▶ Excerpts from an interface dataset
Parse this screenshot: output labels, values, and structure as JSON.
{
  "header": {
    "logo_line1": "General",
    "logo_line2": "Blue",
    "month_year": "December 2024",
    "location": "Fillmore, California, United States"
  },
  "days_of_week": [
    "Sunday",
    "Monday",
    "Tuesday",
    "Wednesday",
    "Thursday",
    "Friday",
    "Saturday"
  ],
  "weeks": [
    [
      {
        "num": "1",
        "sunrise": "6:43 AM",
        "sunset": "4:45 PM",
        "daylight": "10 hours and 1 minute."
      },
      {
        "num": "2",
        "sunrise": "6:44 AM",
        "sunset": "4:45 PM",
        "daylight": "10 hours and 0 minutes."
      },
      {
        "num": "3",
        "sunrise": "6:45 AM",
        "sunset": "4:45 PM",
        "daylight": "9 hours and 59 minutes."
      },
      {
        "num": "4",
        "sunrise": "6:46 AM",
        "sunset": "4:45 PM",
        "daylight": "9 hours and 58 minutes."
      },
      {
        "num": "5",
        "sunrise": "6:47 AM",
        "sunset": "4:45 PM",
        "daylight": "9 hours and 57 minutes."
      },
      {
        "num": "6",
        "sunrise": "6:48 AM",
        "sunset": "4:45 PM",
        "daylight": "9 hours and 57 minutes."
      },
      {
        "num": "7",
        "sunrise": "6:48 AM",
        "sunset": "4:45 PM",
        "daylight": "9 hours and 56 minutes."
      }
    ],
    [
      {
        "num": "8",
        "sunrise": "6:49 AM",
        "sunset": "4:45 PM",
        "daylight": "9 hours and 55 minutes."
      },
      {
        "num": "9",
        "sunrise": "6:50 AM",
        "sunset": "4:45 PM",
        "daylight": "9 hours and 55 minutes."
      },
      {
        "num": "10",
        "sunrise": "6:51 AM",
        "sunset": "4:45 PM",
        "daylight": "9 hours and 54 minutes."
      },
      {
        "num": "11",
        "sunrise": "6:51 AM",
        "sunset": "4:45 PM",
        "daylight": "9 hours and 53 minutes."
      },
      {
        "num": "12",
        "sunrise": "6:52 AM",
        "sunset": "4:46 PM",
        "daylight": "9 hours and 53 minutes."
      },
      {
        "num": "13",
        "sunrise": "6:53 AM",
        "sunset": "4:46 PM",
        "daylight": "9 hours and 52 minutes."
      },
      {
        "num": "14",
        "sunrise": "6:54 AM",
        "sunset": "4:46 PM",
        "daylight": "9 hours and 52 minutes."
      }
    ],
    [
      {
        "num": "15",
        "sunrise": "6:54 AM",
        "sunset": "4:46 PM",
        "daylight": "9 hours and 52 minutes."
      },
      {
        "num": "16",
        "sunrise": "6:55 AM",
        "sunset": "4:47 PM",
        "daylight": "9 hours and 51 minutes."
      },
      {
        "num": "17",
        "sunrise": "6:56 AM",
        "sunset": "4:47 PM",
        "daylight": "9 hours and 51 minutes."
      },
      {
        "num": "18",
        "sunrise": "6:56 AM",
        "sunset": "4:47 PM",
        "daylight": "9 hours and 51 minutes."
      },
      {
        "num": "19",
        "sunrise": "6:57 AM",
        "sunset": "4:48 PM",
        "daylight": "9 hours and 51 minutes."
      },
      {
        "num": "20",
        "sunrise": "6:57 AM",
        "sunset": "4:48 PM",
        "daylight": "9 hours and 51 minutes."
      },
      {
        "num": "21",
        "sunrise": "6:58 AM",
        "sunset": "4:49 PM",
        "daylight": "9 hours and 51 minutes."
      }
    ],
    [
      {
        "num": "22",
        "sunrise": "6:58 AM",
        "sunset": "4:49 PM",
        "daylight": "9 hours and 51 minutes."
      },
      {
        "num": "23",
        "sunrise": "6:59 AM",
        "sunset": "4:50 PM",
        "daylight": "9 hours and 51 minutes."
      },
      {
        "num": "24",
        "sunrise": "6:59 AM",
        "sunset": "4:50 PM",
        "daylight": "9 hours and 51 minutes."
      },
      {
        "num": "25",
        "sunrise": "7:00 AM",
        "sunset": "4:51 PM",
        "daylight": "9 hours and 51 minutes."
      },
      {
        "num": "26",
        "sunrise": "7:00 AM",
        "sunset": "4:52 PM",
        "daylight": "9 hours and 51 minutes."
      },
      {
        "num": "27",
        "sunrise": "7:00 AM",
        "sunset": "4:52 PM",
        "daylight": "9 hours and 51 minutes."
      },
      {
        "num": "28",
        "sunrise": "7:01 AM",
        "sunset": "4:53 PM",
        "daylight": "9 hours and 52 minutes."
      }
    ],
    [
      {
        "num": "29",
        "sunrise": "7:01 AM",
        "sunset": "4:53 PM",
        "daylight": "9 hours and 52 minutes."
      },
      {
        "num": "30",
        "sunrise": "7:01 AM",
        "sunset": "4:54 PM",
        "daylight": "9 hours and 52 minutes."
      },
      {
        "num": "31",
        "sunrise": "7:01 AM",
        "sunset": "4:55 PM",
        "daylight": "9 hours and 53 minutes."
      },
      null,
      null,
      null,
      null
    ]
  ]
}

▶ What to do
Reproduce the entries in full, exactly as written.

▶ Output of the exercise
Parse this screenshot: output labels, values, and structure as JSON.
{
  "header": {
    "logo_line1": "General",
    "logo_line2": "Blue",
    "month_year": "December 2024",
    "location": "Fillmore, California, United States"
  },
  "days_of_week": [
    "Sunday",
    "Monday",
    "Tuesday",
    "Wednesday",
    "Thursday",
    "Friday",
    "Saturday"
  ],
  "weeks": [
    [
      {
        "num": "1",
        "sunrise": "6:43 AM",
        "sunset": "4:45 PM",
        "daylight": "10 hours and 1 minute."
      },
      {
        "num": "2",
        "sunrise": "6:44 AM",
        "sunset": "4:45 PM",
        "daylight": "10 hours and 0 minutes."
      },
      {
        "num": "3",
        "sunrise": "6:45 AM",
        "sunset": "4:45 PM",
        "daylight": "9 hours and 59 minutes."
      },
      {
        "num": "4",
        "sunrise": "6:46 AM",
        "sunset": "4:45 PM",
        "daylight": "9 hours and 58 minutes."
      },
      {
        "num": "5",
        "sunrise": "6:47 AM",
        "sunset": "4:45 PM",
        "daylight": "9 hours and 57 minutes."
      },
      {
        "num": "6",
        "sunrise": "6:48 AM",
        "sunset": "4:45 PM",
        "daylight": "9 hours and 57 minutes."
      },
      {
        "num": "7",
        "sunrise": "6:48 AM",
        "sunset": "4:45 PM",
        "daylight": "9 hours and 56 minutes."
      }
    ],
    [
      {
        "num": "8",
        "sunrise": "6:49 AM",
        "sunset": "4:45 PM",
        "daylight": "9 hours and 55 minutes."
      },
      {
        "num": "9",
        "sunrise": "6:50 AM",
        "sunset": "4:45 PM",
        "daylight": "9 hours and 55 minutes."
      },
      {
        "num": "10",
        "sunrise": "6:51 AM",
        "sunset": "4:45 PM",
        "daylight": "9 hours and 54 minutes."
      },
      {
        "num": "11",
        "sunrise": "6:51 AM",
        "sunset": "4:45 PM",
        "daylight": "9 hours and 53 minutes."
      },
      {
        "num": "12",
        "sunrise": "6:52 AM",
        "sunset": "4:46 PM",
        "daylight": "9 hours and 53 minutes."
      },
      {
        "num": "13",
        "sunrise": "6:53 AM",
        "sunset": "4:46 PM",
        "daylight": "9 hours and 52 minutes."
      },
      {
        "num": "14",
        "sunrise": "6:54 AM",
        "sunset": "4:46 PM",
        "daylight": "9 hours and 52 minutes."
      }
    ],
    [
      {
        "num": "15",
        "sunrise": "6:54 AM",
        "sunset": "4:46 PM",
        "daylight": "9 hours and 52 minutes."
      },
      {
        "num": "16",
        "sunrise": "6:55 AM",
        "sunset": "4:47 PM",
        "daylight": "9 hours and 51 minutes."
      },
      {
        "num": "17",
        "sunrise": "6:56 AM",
        "sunset": "4:47 PM",
        "daylight": "9 hours and 51 minutes."
      },
      {
        "num": "18",
        "sunrise": "6:56 AM",
        "sunset": "4:47 PM",
        "daylight": "9 hours and 51 minutes."
      },
      {
        "num": "19",
        "sunrise": "6:57 AM",
        "sunset": "4:48 PM",
        "daylight": "9 hours and 51 minutes."
      },
      {
        "num": "20",
        "sunrise": "6:57 AM",
        "sunset": "4:48 PM",
        "daylight": "9 hours and 51 minutes."
      },
      {
        "num": "21",
        "sunrise": "6:58 AM",
        "sunset": "4:49 PM",
        "daylight": "9 hours and 51 minutes."
      }
    ],
    [
      {
        "num": "22",
        "sunrise": "6:58 AM",
        "sunset": "4:49 PM",
        "daylight": "9 hours and 51 minutes."
      },
      {
        "num": "23",
        "sunrise": "6:59 AM",
        "sunset": "4:50 PM",
        "daylight": "9 hours and 51 minutes."
      },
      {
        "num": "24",
        "sunrise": "6:59 AM",
        "sunset": "4:50 PM",
        "daylight": "9 hours and 51 minutes."
      },
      {
        "num": "25",
        "sunrise": "7:00 AM",
        "sunset": "4:51 PM",
        "daylight": "9 hours and 51 minutes."
      },
      {
        "num": "26",
        "sunrise": "7:00 AM",
        "sunset": "4:52 PM",
        "daylight": "9 hours and 51 minutes."
      },
      {
        "num": "27",
        "sunrise": "7:00 AM",
        "sunset": "4:52 PM",
        "daylight": "9 hours and 51 minutes."
      },
      {
        "num": "28",
        "sunrise": "7:01 AM",
        "sunset": "4:53 PM",
        "daylight": "9 hours and 52 minutes."
      }
    ],
    [
      {
        "num": "29",
        "sunrise": "7:01 AM",
        "sunset": "4:53 PM",
        "daylight": "9 hours and 52 minutes."
      },
      {
        "num": "30",
        "sunrise": "7:01 AM",
        "sunset": "4:54 PM",
        "daylight": "9 hours and 52 minutes."
      },
      {
        "num": "31",
        "sunrise": "7:01 AM",
        "sunset": "4:55 PM",
        "daylight": "9 hours and 53 minutes."
      },
      null,
      null,
      null,
      null
    ]
  ]
}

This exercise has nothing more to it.